→ **GOAL OF THE EXERCISE**: The job is to find each line in the entries holding the string "JSON" and copy that line.
THE INPUT section start
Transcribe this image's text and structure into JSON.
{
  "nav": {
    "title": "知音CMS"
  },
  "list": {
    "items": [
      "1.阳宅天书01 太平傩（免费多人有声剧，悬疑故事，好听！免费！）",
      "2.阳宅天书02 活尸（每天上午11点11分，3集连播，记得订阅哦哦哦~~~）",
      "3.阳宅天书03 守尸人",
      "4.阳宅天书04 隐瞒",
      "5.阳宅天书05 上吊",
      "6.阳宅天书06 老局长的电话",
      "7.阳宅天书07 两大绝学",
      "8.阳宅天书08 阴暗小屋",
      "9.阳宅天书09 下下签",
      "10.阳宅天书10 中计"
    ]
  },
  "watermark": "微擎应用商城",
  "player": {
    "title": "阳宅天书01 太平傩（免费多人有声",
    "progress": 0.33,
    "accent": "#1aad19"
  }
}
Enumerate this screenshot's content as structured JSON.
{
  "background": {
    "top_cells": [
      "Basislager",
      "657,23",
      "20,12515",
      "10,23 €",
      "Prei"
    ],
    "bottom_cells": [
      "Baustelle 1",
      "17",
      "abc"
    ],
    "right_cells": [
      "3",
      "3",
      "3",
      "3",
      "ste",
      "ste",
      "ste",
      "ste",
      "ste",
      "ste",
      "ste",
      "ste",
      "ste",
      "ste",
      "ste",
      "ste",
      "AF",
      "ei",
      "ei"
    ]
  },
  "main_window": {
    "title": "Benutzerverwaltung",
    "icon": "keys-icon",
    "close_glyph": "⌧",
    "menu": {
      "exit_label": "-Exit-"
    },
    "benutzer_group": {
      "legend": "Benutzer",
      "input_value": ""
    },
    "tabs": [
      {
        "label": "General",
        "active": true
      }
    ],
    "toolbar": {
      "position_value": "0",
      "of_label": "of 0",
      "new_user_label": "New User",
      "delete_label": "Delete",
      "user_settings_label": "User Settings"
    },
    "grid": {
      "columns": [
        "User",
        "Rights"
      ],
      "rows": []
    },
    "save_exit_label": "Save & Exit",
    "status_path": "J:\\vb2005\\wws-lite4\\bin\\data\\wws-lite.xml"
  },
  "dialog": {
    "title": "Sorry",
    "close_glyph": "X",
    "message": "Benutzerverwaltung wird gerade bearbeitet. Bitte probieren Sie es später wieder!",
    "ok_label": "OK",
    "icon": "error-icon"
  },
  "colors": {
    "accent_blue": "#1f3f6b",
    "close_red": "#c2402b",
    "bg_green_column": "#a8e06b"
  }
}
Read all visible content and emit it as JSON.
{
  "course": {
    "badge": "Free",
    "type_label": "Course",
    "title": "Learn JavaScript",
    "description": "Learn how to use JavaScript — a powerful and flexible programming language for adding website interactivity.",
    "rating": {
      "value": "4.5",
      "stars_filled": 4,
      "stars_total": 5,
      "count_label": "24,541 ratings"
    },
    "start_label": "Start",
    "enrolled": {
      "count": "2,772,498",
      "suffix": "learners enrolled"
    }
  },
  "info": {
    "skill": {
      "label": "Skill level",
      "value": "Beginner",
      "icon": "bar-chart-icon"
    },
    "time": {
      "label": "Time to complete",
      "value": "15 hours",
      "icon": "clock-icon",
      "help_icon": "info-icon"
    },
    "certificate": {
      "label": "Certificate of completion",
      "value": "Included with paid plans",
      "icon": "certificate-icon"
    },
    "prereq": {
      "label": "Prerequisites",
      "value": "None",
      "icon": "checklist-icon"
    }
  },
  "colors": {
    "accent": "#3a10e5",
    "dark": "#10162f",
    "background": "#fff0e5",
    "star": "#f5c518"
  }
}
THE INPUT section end
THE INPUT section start
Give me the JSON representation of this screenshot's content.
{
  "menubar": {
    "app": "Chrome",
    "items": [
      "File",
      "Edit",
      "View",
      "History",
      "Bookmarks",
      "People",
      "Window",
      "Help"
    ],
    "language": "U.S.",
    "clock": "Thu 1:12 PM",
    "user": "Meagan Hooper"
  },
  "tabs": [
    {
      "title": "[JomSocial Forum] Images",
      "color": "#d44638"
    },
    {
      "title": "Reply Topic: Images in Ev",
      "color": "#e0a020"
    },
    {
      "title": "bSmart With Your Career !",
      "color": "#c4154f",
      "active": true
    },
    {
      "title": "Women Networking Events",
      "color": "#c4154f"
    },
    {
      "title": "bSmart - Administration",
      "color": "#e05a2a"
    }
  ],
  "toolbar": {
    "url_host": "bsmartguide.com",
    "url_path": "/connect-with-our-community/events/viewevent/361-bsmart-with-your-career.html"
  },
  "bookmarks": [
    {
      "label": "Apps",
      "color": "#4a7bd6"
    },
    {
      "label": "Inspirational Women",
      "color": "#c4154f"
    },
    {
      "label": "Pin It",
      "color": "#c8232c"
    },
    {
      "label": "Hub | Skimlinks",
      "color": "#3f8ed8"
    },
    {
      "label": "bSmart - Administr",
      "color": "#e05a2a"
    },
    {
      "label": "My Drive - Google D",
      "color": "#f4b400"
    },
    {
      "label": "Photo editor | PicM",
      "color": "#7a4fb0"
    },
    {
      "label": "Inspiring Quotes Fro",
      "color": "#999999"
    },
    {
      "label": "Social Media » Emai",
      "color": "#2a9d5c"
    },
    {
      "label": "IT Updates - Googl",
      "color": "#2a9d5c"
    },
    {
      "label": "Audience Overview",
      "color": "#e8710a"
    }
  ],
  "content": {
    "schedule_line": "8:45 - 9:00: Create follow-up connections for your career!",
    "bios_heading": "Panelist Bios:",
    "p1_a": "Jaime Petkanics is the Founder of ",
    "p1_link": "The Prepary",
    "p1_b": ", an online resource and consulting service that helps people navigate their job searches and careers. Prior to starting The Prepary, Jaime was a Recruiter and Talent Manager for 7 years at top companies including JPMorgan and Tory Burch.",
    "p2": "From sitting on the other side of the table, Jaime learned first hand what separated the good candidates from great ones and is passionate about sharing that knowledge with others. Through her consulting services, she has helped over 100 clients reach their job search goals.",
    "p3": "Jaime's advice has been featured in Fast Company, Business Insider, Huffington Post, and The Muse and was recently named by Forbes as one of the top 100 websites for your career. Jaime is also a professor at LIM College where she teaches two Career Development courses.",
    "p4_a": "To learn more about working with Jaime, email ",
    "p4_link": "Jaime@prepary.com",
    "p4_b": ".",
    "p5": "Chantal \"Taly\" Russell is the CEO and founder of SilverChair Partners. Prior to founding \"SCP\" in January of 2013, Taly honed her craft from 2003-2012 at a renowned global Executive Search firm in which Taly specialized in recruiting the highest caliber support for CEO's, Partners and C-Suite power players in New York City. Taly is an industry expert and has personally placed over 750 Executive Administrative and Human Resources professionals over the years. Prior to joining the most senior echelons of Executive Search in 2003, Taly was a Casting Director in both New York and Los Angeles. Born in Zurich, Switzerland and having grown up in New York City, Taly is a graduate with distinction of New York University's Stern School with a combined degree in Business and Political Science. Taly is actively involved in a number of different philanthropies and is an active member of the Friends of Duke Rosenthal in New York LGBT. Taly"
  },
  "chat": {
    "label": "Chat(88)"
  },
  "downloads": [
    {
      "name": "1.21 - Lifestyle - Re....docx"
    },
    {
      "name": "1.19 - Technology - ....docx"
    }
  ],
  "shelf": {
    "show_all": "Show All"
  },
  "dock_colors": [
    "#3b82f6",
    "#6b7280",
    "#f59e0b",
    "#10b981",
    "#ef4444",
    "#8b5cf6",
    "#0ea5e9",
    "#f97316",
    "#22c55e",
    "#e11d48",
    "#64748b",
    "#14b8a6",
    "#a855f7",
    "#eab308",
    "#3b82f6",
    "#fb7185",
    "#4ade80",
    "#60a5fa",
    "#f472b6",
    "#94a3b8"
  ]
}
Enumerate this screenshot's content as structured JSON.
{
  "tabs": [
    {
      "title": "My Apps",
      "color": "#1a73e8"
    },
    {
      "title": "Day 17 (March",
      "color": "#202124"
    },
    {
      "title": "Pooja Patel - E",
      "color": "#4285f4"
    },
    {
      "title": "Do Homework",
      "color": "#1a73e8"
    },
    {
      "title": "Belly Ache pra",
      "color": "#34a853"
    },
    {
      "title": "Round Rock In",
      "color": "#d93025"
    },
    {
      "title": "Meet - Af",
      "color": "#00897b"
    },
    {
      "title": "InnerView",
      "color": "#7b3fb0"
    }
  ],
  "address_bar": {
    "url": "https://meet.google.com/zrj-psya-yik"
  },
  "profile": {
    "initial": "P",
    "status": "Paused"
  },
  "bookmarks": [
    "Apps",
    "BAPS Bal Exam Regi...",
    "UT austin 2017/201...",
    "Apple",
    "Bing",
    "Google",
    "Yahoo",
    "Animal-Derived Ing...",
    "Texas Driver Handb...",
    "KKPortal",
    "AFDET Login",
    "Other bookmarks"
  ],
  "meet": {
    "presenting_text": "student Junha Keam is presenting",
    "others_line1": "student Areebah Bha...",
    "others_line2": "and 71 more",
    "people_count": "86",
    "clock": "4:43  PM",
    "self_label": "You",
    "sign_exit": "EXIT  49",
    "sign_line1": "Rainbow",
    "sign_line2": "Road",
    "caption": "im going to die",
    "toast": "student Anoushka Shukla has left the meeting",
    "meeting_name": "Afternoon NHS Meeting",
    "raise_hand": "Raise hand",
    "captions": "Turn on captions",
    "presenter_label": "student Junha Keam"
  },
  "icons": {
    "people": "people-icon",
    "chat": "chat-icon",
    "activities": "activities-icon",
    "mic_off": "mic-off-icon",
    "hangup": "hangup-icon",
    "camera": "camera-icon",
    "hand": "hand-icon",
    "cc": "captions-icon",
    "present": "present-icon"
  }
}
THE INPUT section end
→ **TASK RESPONSE**:
Transcribe this image's text and structure into JSON.
Enumerate this screenshot's content as structured JSON.
Read all visible content and emit it as JSON.
Give me the JSON representation of this screenshot's content.
Enumerate this screenshot's content as structured JSON.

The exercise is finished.